■ **Data to examine**:
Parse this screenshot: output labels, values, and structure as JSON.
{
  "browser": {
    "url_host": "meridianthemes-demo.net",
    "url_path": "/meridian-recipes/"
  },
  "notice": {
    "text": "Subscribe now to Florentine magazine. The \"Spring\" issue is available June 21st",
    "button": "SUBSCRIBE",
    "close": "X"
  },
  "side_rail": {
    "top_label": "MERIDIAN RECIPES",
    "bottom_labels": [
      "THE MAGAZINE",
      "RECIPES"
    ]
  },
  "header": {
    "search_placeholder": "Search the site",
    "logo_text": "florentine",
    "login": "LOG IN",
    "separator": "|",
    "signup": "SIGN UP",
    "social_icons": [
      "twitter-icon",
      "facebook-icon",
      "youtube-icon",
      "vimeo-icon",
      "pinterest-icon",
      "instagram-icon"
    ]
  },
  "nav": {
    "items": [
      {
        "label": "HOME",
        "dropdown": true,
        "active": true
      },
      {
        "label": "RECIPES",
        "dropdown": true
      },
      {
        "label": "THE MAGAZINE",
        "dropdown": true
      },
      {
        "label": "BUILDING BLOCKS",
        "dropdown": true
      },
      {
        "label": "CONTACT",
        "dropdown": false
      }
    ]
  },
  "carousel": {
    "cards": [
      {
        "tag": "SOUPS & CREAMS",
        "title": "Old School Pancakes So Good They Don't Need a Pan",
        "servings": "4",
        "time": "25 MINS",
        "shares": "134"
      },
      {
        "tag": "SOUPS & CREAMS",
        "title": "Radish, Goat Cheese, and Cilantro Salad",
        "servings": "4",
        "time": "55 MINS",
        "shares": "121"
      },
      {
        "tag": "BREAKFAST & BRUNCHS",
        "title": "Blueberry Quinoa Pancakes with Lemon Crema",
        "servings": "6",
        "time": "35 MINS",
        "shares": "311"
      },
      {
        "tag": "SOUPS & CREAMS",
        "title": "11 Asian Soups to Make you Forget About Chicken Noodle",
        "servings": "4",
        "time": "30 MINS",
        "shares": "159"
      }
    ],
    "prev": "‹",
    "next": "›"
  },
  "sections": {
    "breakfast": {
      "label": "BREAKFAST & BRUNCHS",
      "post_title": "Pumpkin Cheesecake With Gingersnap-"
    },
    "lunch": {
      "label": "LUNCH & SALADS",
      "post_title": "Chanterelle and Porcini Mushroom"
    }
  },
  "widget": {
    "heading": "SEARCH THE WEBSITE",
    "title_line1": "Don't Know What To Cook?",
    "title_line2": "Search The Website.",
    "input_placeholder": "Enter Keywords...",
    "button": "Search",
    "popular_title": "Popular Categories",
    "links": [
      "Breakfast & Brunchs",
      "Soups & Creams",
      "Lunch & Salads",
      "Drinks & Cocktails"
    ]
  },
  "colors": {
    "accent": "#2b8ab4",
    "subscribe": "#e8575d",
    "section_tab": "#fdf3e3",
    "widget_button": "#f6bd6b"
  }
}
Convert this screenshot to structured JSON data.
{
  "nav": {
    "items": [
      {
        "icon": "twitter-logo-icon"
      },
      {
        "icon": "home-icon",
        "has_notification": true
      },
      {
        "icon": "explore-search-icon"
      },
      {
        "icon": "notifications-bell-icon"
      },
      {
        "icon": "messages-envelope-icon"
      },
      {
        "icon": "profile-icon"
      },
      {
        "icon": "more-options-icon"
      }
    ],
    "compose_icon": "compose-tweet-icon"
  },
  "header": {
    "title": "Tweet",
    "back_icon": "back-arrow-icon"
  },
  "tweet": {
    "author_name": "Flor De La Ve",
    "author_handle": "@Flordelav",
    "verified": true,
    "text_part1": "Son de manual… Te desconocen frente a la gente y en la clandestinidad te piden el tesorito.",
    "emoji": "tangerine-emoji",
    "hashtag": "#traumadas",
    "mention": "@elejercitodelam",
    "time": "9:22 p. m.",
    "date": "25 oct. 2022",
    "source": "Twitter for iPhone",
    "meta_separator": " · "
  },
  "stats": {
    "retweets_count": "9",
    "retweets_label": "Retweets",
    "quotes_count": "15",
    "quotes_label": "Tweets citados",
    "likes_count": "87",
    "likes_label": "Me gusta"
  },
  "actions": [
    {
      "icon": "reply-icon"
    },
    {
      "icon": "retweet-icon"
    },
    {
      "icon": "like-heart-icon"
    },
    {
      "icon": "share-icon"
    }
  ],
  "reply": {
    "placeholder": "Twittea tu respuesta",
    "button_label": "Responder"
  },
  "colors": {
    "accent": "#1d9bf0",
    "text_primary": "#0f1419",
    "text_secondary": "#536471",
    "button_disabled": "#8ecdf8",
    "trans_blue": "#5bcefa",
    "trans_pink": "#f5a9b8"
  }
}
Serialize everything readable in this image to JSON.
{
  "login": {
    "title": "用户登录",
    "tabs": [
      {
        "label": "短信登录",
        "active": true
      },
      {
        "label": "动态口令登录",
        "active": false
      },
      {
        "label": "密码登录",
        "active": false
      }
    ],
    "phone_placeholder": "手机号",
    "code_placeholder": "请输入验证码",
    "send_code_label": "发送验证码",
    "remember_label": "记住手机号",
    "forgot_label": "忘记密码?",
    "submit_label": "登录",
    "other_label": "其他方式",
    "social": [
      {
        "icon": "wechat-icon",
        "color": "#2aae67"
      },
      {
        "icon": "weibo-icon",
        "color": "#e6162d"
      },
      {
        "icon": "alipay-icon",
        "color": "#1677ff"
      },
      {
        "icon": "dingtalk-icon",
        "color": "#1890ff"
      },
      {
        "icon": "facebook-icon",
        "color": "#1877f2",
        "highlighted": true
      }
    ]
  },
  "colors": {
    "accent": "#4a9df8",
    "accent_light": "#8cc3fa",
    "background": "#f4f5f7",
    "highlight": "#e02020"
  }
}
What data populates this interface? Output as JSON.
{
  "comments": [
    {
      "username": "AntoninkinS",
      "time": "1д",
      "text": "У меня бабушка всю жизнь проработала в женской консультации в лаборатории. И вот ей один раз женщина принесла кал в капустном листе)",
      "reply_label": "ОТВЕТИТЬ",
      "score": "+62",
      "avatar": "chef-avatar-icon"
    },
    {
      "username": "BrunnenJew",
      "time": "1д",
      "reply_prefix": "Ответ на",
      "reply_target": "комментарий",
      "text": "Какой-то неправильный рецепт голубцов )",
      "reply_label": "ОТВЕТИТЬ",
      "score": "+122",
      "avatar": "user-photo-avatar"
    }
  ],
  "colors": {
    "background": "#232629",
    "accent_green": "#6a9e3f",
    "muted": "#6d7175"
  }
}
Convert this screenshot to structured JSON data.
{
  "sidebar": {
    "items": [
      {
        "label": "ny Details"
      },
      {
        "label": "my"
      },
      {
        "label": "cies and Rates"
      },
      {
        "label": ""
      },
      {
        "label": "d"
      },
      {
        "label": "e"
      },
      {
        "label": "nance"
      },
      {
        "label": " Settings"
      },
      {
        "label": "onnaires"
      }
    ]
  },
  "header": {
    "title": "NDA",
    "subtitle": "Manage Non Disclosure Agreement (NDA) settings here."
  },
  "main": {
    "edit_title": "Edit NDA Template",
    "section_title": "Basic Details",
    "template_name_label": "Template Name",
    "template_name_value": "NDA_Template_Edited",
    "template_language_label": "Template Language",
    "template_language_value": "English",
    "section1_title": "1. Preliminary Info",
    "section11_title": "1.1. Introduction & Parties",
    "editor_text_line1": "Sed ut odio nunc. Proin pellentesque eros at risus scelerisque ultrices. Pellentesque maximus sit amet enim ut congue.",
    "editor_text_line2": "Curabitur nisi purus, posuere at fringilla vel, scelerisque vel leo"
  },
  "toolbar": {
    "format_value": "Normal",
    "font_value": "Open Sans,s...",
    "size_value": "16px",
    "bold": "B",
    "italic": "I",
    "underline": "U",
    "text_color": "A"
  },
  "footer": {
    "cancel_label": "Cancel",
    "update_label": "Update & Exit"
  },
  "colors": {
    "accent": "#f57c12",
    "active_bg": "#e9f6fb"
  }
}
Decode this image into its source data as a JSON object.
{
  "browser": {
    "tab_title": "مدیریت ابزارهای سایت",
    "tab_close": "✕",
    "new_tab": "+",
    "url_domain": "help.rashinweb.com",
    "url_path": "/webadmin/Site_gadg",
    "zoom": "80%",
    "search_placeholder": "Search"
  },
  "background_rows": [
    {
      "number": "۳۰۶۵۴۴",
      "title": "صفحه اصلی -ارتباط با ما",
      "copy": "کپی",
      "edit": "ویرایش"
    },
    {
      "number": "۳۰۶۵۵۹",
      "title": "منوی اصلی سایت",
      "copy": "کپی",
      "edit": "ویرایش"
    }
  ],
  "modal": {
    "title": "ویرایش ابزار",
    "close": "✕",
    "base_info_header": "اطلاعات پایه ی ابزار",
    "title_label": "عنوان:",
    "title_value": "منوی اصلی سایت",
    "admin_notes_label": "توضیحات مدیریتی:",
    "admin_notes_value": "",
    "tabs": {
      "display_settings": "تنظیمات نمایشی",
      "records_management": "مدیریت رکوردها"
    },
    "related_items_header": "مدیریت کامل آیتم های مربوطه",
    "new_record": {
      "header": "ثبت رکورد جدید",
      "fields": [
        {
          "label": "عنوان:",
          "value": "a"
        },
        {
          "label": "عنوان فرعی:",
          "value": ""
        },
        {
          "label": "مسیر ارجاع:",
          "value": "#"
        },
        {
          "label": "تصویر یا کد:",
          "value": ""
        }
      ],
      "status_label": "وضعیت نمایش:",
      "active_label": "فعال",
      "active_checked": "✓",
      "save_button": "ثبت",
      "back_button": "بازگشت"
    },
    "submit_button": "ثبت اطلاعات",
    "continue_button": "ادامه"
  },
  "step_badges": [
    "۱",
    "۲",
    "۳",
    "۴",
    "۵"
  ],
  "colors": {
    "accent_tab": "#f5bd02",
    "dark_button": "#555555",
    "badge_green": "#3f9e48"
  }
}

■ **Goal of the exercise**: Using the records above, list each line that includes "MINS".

■ **Exercise output**:
        "time": "25 MINS",
        "time": "55 MINS",
        "time": "35 MINS",
        "time": "30 MINS",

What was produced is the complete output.